:: THE DATA ::

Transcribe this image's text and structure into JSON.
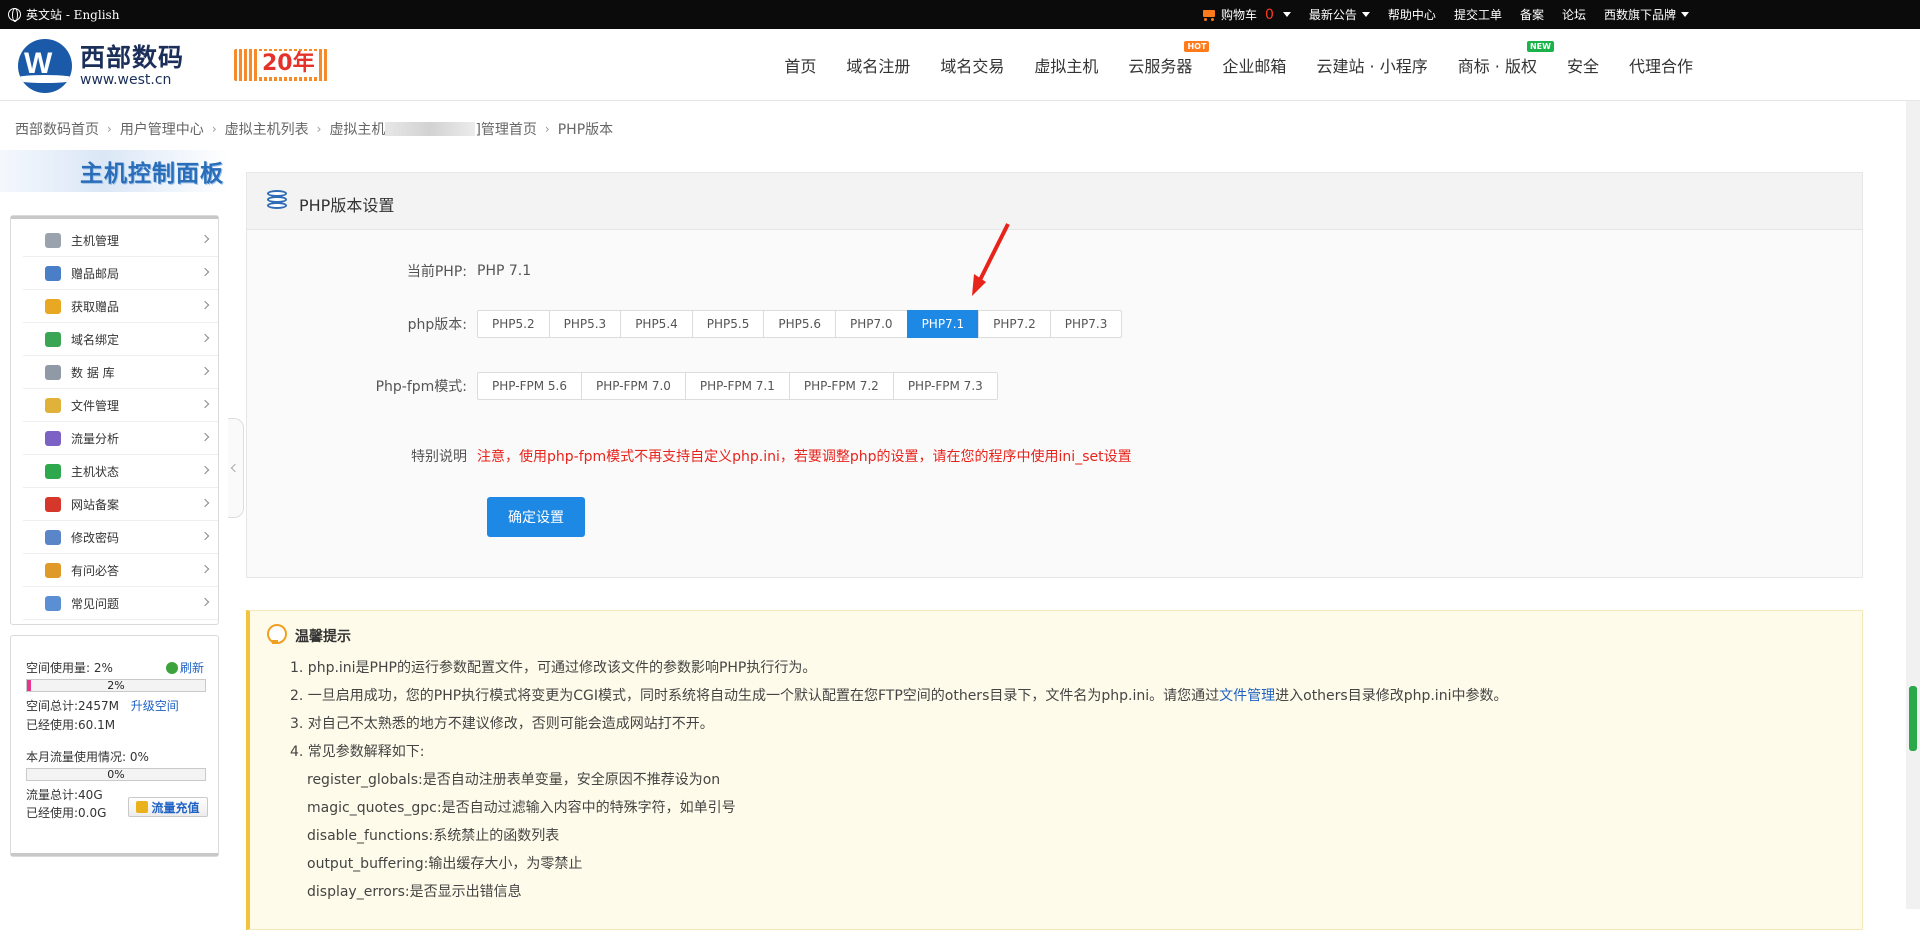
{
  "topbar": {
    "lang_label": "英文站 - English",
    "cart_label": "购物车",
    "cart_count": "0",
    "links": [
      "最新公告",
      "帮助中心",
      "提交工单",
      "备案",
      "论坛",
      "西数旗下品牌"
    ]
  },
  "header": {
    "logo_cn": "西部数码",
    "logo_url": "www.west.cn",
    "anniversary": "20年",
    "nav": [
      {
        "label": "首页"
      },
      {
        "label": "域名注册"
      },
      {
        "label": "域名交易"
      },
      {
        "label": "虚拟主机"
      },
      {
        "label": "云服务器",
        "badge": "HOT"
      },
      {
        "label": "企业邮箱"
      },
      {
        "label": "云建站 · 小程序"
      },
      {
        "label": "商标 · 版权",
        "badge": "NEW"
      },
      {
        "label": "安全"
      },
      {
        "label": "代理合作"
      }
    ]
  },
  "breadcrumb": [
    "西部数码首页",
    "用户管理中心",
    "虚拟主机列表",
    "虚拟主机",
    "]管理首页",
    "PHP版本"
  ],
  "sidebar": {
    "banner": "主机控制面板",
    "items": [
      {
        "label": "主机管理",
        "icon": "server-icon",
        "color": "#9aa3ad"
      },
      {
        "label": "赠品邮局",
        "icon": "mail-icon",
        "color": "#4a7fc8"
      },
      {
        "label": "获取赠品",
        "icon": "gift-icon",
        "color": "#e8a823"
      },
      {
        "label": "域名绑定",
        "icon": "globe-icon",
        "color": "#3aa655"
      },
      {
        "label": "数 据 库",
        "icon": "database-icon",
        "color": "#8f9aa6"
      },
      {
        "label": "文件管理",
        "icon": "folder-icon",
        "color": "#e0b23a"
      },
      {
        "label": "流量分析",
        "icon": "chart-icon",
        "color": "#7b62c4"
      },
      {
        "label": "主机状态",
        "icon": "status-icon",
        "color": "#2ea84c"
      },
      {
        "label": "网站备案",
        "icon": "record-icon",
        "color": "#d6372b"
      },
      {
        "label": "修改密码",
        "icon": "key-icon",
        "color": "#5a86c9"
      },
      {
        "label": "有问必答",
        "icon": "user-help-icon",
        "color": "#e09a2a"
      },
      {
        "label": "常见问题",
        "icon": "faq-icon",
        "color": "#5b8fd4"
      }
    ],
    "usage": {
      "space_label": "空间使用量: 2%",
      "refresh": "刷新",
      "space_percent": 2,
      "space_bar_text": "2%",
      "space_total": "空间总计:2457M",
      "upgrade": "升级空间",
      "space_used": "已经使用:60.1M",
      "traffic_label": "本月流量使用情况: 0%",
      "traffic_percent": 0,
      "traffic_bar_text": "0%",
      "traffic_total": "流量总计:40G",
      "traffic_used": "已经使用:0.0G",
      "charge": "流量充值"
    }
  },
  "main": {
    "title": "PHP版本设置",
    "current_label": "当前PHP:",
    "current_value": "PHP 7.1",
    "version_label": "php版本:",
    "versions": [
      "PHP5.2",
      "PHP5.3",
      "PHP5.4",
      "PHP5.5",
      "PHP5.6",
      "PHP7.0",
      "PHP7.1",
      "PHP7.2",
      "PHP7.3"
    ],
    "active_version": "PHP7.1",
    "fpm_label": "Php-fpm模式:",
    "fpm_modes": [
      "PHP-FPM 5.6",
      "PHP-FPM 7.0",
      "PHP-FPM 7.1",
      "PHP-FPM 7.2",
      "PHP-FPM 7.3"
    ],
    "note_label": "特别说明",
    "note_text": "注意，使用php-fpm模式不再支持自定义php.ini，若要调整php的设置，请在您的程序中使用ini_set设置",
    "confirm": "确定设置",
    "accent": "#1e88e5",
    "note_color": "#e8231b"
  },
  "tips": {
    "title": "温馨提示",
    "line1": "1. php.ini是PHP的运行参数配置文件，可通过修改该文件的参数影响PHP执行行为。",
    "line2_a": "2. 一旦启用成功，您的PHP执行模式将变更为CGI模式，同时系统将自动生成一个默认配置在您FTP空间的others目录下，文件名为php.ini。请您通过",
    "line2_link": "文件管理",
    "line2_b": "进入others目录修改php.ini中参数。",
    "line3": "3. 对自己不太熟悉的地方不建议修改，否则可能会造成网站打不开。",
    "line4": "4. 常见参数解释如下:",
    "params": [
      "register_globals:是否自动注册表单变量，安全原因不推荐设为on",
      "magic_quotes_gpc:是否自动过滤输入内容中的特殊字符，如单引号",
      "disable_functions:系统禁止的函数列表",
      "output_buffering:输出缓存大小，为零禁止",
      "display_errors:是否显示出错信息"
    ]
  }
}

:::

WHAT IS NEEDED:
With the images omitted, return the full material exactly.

REPLY TO THE TASK:
Transcribe this image's text and structure into JSON.
{
  "topbar": {
    "lang_label": "英文站 - English",
    "cart_label": "购物车",
    "cart_count": "0",
    "links": [
      "最新公告",
      "帮助中心",
      "提交工单",
      "备案",
      "论坛",
      "西数旗下品牌"
    ]
  },
  "header": {
    "logo_cn": "西部数码",
    "logo_url": "www.west.cn",
    "anniversary": "20年",
    "nav": [
      {
        "label": "首页"
      },
      {
        "label": "域名注册"
      },
      {
        "label": "域名交易"
      },
      {
        "label": "虚拟主机"
      },
      {
        "label": "云服务器",
        "badge": "HOT"
      },
      {
        "label": "企业邮箱"
      },
      {
        "label": "云建站 · 小程序"
      },
      {
        "label": "商标 · 版权",
        "badge": "NEW"
      },
      {
        "label": "安全"
      },
      {
        "label": "代理合作"
      }
    ]
  },
  "breadcrumb": [
    "西部数码首页",
    "用户管理中心",
    "虚拟主机列表",
    "虚拟主机",
    "]管理首页",
    "PHP版本"
  ],
  "sidebar": {
    "banner": "主机控制面板",
    "items": [
      {
        "label": "主机管理",
        "icon": "server-icon",
        "color": "#9aa3ad"
      },
      {
        "label": "赠品邮局",
        "icon": "mail-icon",
        "color": "#4a7fc8"
      },
      {
        "label": "获取赠品",
        "icon": "gift-icon",
        "color": "#e8a823"
      },
      {
        "label": "域名绑定",
        "icon": "globe-icon",
        "color": "#3aa655"
      },
      {
        "label": "数 据 库",
        "icon": "database-icon",
        "color": "#8f9aa6"
      },
      {
        "label": "文件管理",
        "icon": "folder-icon",
        "color": "#e0b23a"
      },
      {
        "label": "流量分析",
        "icon": "chart-icon",
        "color": "#7b62c4"
      },
      {
        "label": "主机状态",
        "icon": "status-icon",
        "color": "#2ea84c"
      },
      {
        "label": "网站备案",
        "icon": "record-icon",
        "color": "#d6372b"
      },
      {
        "label": "修改密码",
        "icon": "key-icon",
        "color": "#5a86c9"
      },
      {
        "label": "有问必答",
        "icon": "user-help-icon",
        "color": "#e09a2a"
      },
      {
        "label": "常见问题",
        "icon": "faq-icon",
        "color": "#5b8fd4"
      }
    ],
    "usage": {
      "space_label": "空间使用量: 2%",
      "refresh": "刷新",
      "space_percent": 2,
      "space_bar_text": "2%",
      "space_total": "空间总计:2457M",
      "upgrade": "升级空间",
      "space_used": "已经使用:60.1M",
      "traffic_label": "本月流量使用情况: 0%",
      "traffic_percent": 0,
      "traffic_bar_text": "0%",
      "traffic_total": "流量总计:40G",
      "traffic_used": "已经使用:0.0G",
      "charge": "流量充值"
    }
  },
  "main": {
    "title": "PHP版本设置",
    "current_label": "当前PHP:",
    "current_value": "PHP 7.1",
    "version_label": "php版本:",
    "versions": [
      "PHP5.2",
      "PHP5.3",
      "PHP5.4",
      "PHP5.5",
      "PHP5.6",
      "PHP7.0",
      "PHP7.1",
      "PHP7.2",
      "PHP7.3"
    ],
    "active_version": "PHP7.1",
    "fpm_label": "Php-fpm模式:",
    "fpm_modes": [
      "PHP-FPM 5.6",
      "PHP-FPM 7.0",
      "PHP-FPM 7.1",
      "PHP-FPM 7.2",
      "PHP-FPM 7.3"
    ],
    "note_label": "特别说明",
    "note_text": "注意，使用php-fpm模式不再支持自定义php.ini，若要调整php的设置，请在您的程序中使用ini_set设置",
    "confirm": "确定设置",
    "accent": "#1e88e5",
    "note_color": "#e8231b"
  },
  "tips": {
    "title": "温馨提示",
    "line1": "1. php.ini是PHP的运行参数配置文件，可通过修改该文件的参数影响PHP执行行为。",
    "line2_a": "2. 一旦启用成功，您的PHP执行模式将变更为CGI模式，同时系统将自动生成一个默认配置在您FTP空间的others目录下，文件名为php.ini。请您通过",
    "line2_link": "文件管理",
    "line2_b": "进入others目录修改php.ini中参数。",
    "line3": "3. 对自己不太熟悉的地方不建议修改，否则可能会造成网站打不开。",
    "line4": "4. 常见参数解释如下:",
    "params": [
      "register_globals:是否自动注册表单变量，安全原因不推荐设为on",
      "magic_quotes_gpc:是否自动过滤输入内容中的特殊字符，如单引号",
      "disable_functions:系统禁止的函数列表",
      "output_buffering:输出缓存大小，为零禁止",
      "display_errors:是否显示出错信息"
    ]
  }
}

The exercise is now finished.